__Your assignment__:
Throughout the listing below, copy each line containing "Enumerate".

__Exercise materials__:
▼▼▼

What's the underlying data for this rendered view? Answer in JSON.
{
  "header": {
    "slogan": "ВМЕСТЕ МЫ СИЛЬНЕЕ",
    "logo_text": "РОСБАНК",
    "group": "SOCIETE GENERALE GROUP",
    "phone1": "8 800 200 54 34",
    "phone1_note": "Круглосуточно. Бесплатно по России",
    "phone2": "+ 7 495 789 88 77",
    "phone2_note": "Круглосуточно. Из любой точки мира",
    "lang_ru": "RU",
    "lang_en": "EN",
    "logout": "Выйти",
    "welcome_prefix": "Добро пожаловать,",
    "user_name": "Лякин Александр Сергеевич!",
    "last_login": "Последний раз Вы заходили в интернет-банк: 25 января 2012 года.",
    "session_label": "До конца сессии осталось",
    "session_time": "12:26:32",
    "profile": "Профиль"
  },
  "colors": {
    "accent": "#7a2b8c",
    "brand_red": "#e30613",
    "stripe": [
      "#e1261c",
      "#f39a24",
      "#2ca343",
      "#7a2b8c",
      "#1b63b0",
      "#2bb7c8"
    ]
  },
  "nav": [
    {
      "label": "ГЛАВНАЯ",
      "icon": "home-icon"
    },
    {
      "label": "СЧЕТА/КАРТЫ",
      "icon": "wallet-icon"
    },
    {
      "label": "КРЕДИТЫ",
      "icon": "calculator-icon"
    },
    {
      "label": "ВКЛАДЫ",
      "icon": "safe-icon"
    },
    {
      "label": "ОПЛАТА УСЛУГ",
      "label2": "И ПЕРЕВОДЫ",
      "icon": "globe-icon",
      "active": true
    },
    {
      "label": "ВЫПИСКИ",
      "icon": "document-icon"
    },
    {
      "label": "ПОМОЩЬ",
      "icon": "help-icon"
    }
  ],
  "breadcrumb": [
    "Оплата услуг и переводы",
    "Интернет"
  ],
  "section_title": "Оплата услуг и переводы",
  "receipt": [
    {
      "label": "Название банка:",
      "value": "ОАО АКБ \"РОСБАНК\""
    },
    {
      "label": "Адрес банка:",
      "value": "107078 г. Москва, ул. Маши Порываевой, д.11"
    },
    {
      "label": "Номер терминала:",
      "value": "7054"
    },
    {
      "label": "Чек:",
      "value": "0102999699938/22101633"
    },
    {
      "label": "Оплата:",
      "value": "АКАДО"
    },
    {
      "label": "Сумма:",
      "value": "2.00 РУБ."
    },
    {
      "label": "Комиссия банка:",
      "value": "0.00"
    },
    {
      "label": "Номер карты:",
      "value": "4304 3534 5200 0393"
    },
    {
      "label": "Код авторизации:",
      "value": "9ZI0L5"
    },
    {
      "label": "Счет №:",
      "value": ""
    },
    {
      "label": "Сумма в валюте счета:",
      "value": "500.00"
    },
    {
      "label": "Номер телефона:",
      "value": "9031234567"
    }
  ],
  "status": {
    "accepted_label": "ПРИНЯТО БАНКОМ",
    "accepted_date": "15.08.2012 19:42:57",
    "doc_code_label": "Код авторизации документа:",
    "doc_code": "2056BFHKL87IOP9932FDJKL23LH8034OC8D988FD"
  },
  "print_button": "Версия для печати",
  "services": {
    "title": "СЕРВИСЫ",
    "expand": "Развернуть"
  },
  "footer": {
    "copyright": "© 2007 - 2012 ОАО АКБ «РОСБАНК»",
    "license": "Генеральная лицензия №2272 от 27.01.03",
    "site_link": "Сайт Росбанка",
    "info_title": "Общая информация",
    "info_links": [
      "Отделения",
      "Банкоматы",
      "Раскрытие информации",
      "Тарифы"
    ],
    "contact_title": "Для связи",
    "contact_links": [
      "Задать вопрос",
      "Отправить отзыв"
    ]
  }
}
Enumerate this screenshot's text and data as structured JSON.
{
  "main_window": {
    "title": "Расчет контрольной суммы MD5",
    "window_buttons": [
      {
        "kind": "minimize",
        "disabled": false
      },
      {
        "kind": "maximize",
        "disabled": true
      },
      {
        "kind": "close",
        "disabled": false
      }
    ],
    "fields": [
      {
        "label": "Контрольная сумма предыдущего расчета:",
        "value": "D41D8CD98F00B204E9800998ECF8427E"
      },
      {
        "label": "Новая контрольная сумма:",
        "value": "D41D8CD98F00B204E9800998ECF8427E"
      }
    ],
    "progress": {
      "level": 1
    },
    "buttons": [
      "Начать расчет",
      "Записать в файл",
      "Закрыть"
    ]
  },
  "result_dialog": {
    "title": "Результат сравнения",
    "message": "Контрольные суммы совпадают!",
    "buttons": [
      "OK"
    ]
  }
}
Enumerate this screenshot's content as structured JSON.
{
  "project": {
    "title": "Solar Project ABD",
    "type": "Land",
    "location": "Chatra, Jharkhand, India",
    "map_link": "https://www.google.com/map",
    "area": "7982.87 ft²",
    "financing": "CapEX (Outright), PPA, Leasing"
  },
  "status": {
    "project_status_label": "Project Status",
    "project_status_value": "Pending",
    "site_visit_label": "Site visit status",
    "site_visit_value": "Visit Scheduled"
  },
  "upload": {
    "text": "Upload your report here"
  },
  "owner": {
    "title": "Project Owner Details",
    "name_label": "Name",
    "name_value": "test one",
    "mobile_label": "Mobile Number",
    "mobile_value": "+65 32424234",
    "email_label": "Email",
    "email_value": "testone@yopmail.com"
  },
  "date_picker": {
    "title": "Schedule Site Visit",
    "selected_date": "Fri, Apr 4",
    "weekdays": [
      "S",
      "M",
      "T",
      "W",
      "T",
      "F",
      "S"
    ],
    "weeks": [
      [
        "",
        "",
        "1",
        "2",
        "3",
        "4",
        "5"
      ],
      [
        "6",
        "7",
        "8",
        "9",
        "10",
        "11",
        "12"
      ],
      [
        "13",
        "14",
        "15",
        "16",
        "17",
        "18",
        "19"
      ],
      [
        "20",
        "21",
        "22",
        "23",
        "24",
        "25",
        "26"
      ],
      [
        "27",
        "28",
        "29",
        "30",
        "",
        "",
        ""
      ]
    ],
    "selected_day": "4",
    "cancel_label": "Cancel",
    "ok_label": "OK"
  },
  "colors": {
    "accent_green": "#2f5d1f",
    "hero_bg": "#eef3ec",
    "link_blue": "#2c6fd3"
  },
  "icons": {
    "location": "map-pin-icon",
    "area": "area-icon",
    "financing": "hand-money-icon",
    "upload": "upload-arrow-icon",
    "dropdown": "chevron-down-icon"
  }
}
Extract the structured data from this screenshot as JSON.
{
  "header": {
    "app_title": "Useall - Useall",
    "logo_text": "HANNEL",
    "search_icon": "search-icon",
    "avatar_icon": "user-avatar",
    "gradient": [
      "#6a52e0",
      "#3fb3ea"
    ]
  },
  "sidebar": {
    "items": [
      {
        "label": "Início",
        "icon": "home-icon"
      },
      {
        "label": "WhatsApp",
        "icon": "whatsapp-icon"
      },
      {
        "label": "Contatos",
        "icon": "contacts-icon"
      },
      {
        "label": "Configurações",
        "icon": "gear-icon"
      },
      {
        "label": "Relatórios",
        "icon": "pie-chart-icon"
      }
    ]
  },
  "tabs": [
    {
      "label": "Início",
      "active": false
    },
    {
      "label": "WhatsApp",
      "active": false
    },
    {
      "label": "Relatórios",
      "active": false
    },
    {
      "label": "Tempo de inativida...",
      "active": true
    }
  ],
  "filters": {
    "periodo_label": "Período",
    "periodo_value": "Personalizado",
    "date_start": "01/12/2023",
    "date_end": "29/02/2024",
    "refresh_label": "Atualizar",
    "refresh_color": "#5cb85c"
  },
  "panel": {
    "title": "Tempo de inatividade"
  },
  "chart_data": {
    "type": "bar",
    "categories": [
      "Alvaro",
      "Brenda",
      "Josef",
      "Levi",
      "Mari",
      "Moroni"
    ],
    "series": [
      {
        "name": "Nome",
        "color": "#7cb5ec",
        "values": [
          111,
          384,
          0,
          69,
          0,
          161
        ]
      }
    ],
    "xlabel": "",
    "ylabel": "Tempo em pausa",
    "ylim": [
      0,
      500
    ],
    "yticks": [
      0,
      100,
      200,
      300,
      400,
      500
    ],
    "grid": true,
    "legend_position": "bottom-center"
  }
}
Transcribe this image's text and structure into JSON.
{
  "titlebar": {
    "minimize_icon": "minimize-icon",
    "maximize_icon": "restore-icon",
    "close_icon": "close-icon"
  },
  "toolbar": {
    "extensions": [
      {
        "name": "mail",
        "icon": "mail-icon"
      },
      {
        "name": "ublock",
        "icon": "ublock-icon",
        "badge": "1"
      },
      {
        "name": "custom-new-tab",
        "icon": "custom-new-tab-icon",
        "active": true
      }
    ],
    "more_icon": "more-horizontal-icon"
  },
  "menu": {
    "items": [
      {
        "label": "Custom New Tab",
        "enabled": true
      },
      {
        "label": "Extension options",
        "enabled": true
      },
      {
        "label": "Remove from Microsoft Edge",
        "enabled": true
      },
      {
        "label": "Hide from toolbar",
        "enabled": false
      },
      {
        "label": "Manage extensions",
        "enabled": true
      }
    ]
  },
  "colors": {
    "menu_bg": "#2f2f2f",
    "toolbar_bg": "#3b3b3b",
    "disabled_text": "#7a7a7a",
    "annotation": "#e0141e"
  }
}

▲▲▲

__Response__:
Enumerate this screenshot's text and data as structured JSON.
Enumerate this screenshot's content as structured JSON.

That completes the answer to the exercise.